Bonded by a shared passion for the arts and popular culture, strong independent local label POLLY PATCH creates wearable pieces of art that will always be there for you.
If you’ve met someone who really, really, really wants to zigazig ha, there’s a high chance that this person might just be your next best friend. ‘Cause if there’s one very important lesson we’ve learned from the ‘90s queens Spice Girls, it’s that friendship never ends, and this rings true for the spunky people behind Manila-based label Polly Patch. First creating a bond as Fine Arts students at University of the Philippines, it was a little bird that told the two best friends to pursue their passion. “We tweeted ideas how artists from other countries could sell their art as a brand and [questioned] why we weren’t we doing it here with the right approach of branding,” recalls the two. “One thing led to another, we started Polly Patch just right out of our college allowances. Now, we’re four in the team!”

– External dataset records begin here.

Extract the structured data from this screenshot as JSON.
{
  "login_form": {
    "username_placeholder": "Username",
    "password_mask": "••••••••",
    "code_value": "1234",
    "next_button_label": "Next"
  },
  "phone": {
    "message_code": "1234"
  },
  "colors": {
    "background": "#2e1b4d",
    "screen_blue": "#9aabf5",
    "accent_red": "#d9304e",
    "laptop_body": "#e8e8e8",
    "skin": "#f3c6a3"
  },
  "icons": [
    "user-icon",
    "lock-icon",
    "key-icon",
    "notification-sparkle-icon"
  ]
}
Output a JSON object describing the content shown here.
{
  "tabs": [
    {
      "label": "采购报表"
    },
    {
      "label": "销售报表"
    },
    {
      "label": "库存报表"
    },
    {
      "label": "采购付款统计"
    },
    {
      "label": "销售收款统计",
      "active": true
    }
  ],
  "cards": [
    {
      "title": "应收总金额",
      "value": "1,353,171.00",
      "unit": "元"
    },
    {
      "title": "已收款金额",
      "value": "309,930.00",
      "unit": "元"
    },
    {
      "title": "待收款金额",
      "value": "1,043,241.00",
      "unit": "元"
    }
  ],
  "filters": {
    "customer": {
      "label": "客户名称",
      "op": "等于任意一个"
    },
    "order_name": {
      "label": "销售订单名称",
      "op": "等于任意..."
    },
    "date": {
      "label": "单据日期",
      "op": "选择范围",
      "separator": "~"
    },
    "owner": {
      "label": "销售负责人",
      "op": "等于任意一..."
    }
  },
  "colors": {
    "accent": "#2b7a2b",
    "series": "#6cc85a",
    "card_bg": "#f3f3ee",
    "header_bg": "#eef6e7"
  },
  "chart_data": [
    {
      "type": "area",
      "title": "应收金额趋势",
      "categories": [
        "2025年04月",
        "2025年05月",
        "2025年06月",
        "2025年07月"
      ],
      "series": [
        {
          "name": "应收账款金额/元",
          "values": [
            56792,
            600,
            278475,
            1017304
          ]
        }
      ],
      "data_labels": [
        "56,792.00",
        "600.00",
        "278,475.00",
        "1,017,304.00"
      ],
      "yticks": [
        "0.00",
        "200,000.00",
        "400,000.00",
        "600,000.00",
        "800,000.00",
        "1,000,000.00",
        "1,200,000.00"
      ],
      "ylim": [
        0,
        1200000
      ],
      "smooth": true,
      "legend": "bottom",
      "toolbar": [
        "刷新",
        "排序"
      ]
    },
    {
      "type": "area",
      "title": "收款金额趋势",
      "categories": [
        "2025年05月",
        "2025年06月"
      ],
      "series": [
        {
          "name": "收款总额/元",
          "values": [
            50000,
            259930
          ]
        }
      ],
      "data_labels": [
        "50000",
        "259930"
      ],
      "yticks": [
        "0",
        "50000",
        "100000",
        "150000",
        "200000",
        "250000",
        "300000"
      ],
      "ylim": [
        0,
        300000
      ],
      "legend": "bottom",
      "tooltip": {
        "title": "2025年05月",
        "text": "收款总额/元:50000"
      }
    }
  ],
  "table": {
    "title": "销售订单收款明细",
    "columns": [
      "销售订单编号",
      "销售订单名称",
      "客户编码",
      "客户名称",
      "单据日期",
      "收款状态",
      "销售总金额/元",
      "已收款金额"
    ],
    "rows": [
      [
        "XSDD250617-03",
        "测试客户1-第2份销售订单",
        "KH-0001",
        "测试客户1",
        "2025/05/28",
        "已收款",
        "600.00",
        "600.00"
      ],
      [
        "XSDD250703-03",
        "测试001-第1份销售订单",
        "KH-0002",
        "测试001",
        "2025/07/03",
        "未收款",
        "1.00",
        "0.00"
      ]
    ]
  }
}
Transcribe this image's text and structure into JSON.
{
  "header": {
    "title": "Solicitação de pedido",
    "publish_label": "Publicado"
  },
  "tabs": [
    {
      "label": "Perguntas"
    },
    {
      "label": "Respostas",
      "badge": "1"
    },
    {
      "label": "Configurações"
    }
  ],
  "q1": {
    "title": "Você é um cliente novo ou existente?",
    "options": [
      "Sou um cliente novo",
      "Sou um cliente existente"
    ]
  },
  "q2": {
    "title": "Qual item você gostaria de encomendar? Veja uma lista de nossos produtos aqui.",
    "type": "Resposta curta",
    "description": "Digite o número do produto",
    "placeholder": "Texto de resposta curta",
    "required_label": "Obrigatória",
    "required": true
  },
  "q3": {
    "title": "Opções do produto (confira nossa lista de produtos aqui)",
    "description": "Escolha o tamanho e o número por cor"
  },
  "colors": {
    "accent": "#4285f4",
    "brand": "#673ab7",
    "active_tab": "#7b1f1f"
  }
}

“Our local art scene is essentially young, but it is thriving.”
Drawing inspiration from the coolest girls in pop culture, Polly Patch traces back to their younger years when it comes to their art. “We play around our childhood nostalgia, anime, video games, and favorite movie characters. Basically, being a kid in the ‘80s and ‘90s is what really inspired us,” shares the two. “It was a vibrant era where patterns were being played around, badass women in movies were showing up, and arcade games were the craze.” Popping shapes, lines, and type designs in playful hues and clean details, they’ve produced stickers, pins, and patches that will fulfill all your nostalgic desires, from novelties like the Super Soaker and Bubble Jug, to cult icons such as Léon: The Professional’s Mathilda and Eternal Sunshine of the Spotless Mind’s Clementine, up until anime classics like Doraemon and Kiki’s Delivery Service.
Currently, Polly Patch has expanded its merchandise, producing zines, postcards, prints, shirts, and the like as well. They’ve even found themselves an evil twin in their latest venture, Polly Tuf. “There’s always excitement when you’re starting up a brand. We were executing ideas that we were so excited to offer, we were doing things that fuelled our passion to do more art,” adds the homegrown label. Although being an independent creative isn’t as glamorous as it sounds, surrounding yourself with the right people–and not just “knowing the right people”–can actually do wonders. Just ask the local art heroines behind the brand, they exactly know what to do when that fire inside starts to fade: “We go back to the core of our brand, and it’s being bonded with your best friend.”
Polly Patch has gained a huge cult following here in Manila. What are some challenges you guys had to face?
Polly Patch: One of challenges is the demographic of our market, since we have teens but also have yuppies. It’s like, “Do we get older too? Or do we touch a certain market younger than us that we’re not familiar with?” But we’re evolving and shifting–we can’t stop that from happening. We’ve also recently launched Polly Patch’s evil twin Polly Tuf (@polly_tuf), which is part of our experiment in extending our brand to a different market.
Do you guys find it difficult to be a creative here in Manila?
P: Our local art scene is essentially young, but it is thriving. We’re lucky to be with the amazing artists from Local Loca and to have these equally amazing supporters every time we do our pop art marts and bazaars. But we definitely wish for more creative hubs like galleries, shops, exhibits, and boutiques where homegrown brands, designers and makers like us can flourish.
“We go back to the core of our brand, and it’s being bonded with your best friend.”
Being so deeply involved in our local art scene, what are some of the best parts about it?
P: The best part is collaboration. You meet and collaborate; you get to exchange ideas and also help the artist promote their art. Usually, it’s the artists we collaborate with that we admire the most. We’d like to collaborate more since there are so many amazing artists here in Manila, but we got our hands full as of the moment!
What is your ultimate dream project that you guys always wanted to do?
P: It’s more of like a goal now. We could say that our ultimate dream project right now is to set up a studio and shop with our upcoming merchandise goods with Bad Student Press (@_badstudent).
Lastly, what’s coming next for Polly Patch?
P: More collaborations for local and international artists, so stay tuned for that!